"I don't know what happened," Hayes said later. "I was trying to put the ball in the bank."
Raymond Berry, the old Baltimore receiver, is now the Cowboy end coach. His basic rule for receivers is to tuck the ball into their armpits as soon as they catch it. The fumble cost the Cowboys four points, as they were forced to kick a field goal from the 22, and they trailed 17-13.
Late in the third period Nettles, made wary by the long gainer against him, played Hayes too tightly on the next long pass to him and was called for interference. That put the ball on the Ram 29. The Rams threw the Cowboys back to the 36 in the next three downs, but Clark hit a 43-yard field goal, pulling the Cowboys up to 17-16.
Gabriel then produced the finest Ram football of the afternoon. He started a drive from the Ram 37 and whipsawed the Cowboy defense with alternate sweeps by Smith and Josephson. short passes to Snow and Josephson, and, finally, a nifty 17-yard run of his own, during which he put a great fake on one prospective tackier. Three plays later Gabe put his head down and went over from the one, and the Rams led 24-16.
The Cowboys, of course, got one more, too, when Morton, rolling out on nearly every play now to gain time, hit on successive passes to Rentzel, Hayes, Reeves and Rentzel again for an eight-yard touchdown. That brought it to 24-23, and the Cowboys had one more shot at winning with a minute and a half left in the game, but Eddie Meador ruined things with an interception.
"Ten in a row," said Allen after the game, savoring the Rams' 10 and 0 record. "That's a pretty good start, isn't it? We made the big plays when we had to. That's the story of this team in 1969. We've made the big plays when we needed them."
Gabriel, sitting in his dressing cubicle with an ice pack taped to his right knee, saw it somewhat differently. "If we go undefeated for the season and lose the playoff, you can forget it," he said. "When you win you're 10 and 0 Sunday night. But Monday morning, against the team you play next Sunday, you're 0 and 0.
"It wasn't an especially sharp game," he went on. "They're a good team, but this wasn't one of our best games. It was just a physical and an emotional win.

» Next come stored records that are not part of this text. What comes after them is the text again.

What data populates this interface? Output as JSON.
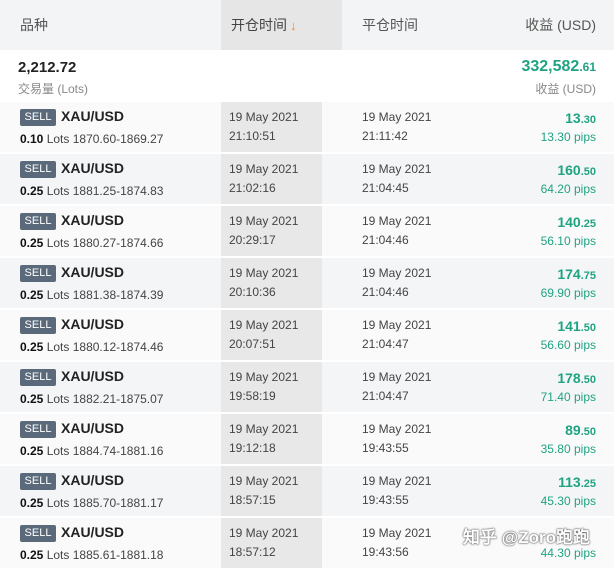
{
  "header": {
    "instrument": "品种",
    "open_time": "开仓时间",
    "sort_icon": "↓",
    "close_time": "平仓时间",
    "pnl": "收益 (USD)"
  },
  "summary": {
    "volume": "2,212.72",
    "volume_label": "交易量 (Lots)",
    "pnl_main": "332,582",
    "pnl_cents": ".61",
    "pnl_label": "收益 (USD)"
  },
  "trades": [
    {
      "side": "SELL",
      "symbol": "XAU/USD",
      "lots": "0.10",
      "lots_unit": "Lots",
      "prices": "1870.60-1869.27",
      "open_date": "19 May 2021",
      "open_time": "21:10:51",
      "close_date": "19 May 2021",
      "close_time": "21:11:42",
      "pnl_main": "13",
      "pnl_cents": ".30",
      "pips": "13.30 pips"
    },
    {
      "side": "SELL",
      "symbol": "XAU/USD",
      "lots": "0.25",
      "lots_unit": "Lots",
      "prices": "1881.25-1874.83",
      "open_date": "19 May 2021",
      "open_time": "21:02:16",
      "close_date": "19 May 2021",
      "close_time": "21:04:45",
      "pnl_main": "160",
      "pnl_cents": ".50",
      "pips": "64.20 pips"
    },
    {
      "side": "SELL",
      "symbol": "XAU/USD",
      "lots": "0.25",
      "lots_unit": "Lots",
      "prices": "1880.27-1874.66",
      "open_date": "19 May 2021",
      "open_time": "20:29:17",
      "close_date": "19 May 2021",
      "close_time": "21:04:46",
      "pnl_main": "140",
      "pnl_cents": ".25",
      "pips": "56.10 pips"
    },
    {
      "side": "SELL",
      "symbol": "XAU/USD",
      "lots": "0.25",
      "lots_unit": "Lots",
      "prices": "1881.38-1874.39",
      "open_date": "19 May 2021",
      "open_time": "20:10:36",
      "close_date": "19 May 2021",
      "close_time": "21:04:46",
      "pnl_main": "174",
      "pnl_cents": ".75",
      "pips": "69.90 pips"
    },
    {
      "side": "SELL",
      "symbol": "XAU/USD",
      "lots": "0.25",
      "lots_unit": "Lots",
      "prices": "1880.12-1874.46",
      "open_date": "19 May 2021",
      "open_time": "20:07:51",
      "close_date": "19 May 2021",
      "close_time": "21:04:47",
      "pnl_main": "141",
      "pnl_cents": ".50",
      "pips": "56.60 pips"
    },
    {
      "side": "SELL",
      "symbol": "XAU/USD",
      "lots": "0.25",
      "lots_unit": "Lots",
      "prices": "1882.21-1875.07",
      "open_date": "19 May 2021",
      "open_time": "19:58:19",
      "close_date": "19 May 2021",
      "close_time": "21:04:47",
      "pnl_main": "178",
      "pnl_cents": ".50",
      "pips": "71.40 pips"
    },
    {
      "side": "SELL",
      "symbol": "XAU/USD",
      "lots": "0.25",
      "lots_unit": "Lots",
      "prices": "1884.74-1881.16",
      "open_date": "19 May 2021",
      "open_time": "19:12:18",
      "close_date": "19 May 2021",
      "close_time": "19:43:55",
      "pnl_main": "89",
      "pnl_cents": ".50",
      "pips": "35.80 pips"
    },
    {
      "side": "SELL",
      "symbol": "XAU/USD",
      "lots": "0.25",
      "lots_unit": "Lots",
      "prices": "1885.70-1881.17",
      "open_date": "19 May 2021",
      "open_time": "18:57:15",
      "close_date": "19 May 2021",
      "close_time": "19:43:55",
      "pnl_main": "113",
      "pnl_cents": ".25",
      "pips": "45.30 pips"
    },
    {
      "side": "SELL",
      "symbol": "XAU/USD",
      "lots": "0.25",
      "lots_unit": "Lots",
      "prices": "1885.61-1881.18",
      "open_date": "19 May 2021",
      "open_time": "18:57:12",
      "close_date": "19 May 2021",
      "close_time": "19:43:56",
      "pnl_main": "",
      "pnl_cents": "",
      "pips": "44.30 pips"
    }
  ],
  "watermark": "知乎 @Zoro跑跑",
  "colors": {
    "profit": "#20a383",
    "badge": "#5a6a7b",
    "sort_accent": "#f0842c"
  }
}
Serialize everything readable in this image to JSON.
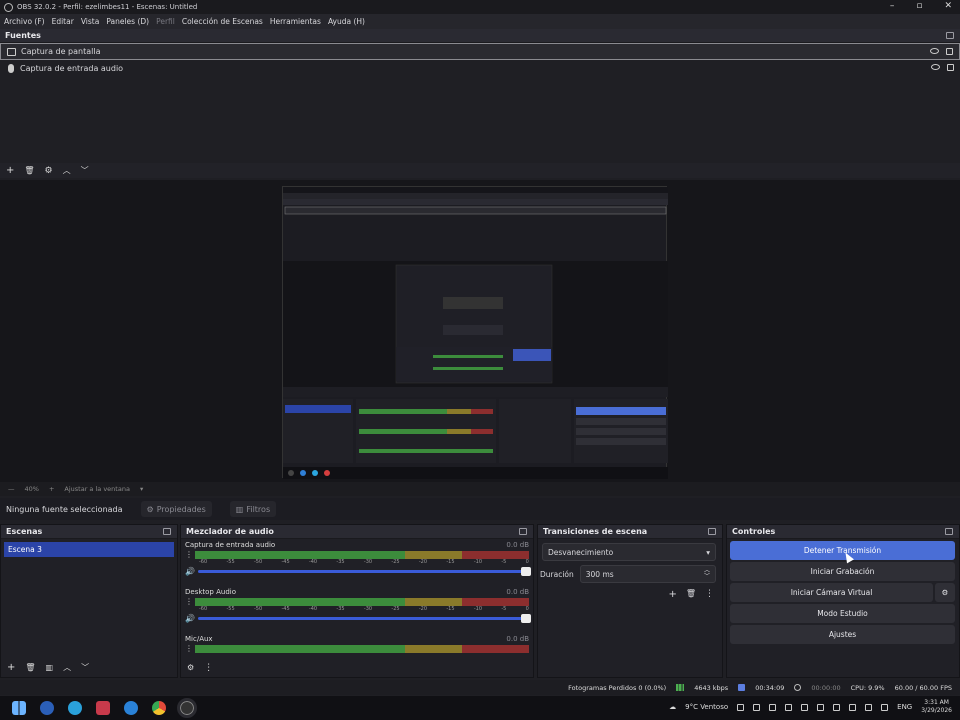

They'll never admit we're a better team than they are, but as long as we win, then the next time we play, they'll remember that we beat them last time."
Gabriel is right. The Cowboys will remember. And one thing they won't forget is that they lost by only a point without Calvin Hill. "He could have played if he had to," Landry said. "But the toe is still sore, and if he played it might be sorer yet next week. We would have had him at half-speed for this game and at half-speed for the Thanksgiving Day game against the 49ers. By keeping him out of this game, he'll be at full speed for the rest of the year, and that's what we want."
Next time, with Hill, the Cowboys could give the Rams something to remember. If there is a next time.